**WORK ORDER:**
Give back every entry in full, exactly as it reads.
======== DATA TO PROCESS ========
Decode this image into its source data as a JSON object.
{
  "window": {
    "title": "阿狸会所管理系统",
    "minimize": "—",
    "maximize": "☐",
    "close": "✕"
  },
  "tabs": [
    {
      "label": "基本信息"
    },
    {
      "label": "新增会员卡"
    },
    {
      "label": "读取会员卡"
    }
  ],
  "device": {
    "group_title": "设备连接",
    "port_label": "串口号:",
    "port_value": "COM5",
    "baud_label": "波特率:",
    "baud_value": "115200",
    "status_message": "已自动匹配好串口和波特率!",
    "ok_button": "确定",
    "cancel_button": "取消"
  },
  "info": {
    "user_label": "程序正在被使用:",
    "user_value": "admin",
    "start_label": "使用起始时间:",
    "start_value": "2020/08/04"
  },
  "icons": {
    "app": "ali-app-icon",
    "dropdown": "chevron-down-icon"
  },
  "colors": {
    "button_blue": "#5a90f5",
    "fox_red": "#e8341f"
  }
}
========
**REPLY:**
Decode this image into its source data as a JSON object.
{
  "window": {
    "title": "阿狸会所管理系统",
    "minimize": "—",
    "maximize": "☐",
    "close": "✕"
  },
  "tabs": [
    {
      "label": "基本信息"
    },
    {
      "label": "新增会员卡"
    },
    {
      "label": "读取会员卡"
    }
  ],
  "device": {
    "group_title": "设备连接",
    "port_label": "串口号:",
    "port_value": "COM5",
    "baud_label": "波特率:",
    "baud_value": "115200",
    "status_message": "已自动匹配好串口和波特率!",
    "ok_button": "确定",
    "cancel_button": "取消"
  },
  "info": {
    "user_label": "程序正在被使用:",
    "user_value": "admin",
    "start_label": "使用起始时间:",
    "start_value": "2020/08/04"
  },
  "icons": {
    "app": "ali-app-icon",
    "dropdown": "chevron-down-icon"
  },
  "colors": {
    "button_blue": "#5a90f5",
    "fox_red": "#e8341f"
  }
}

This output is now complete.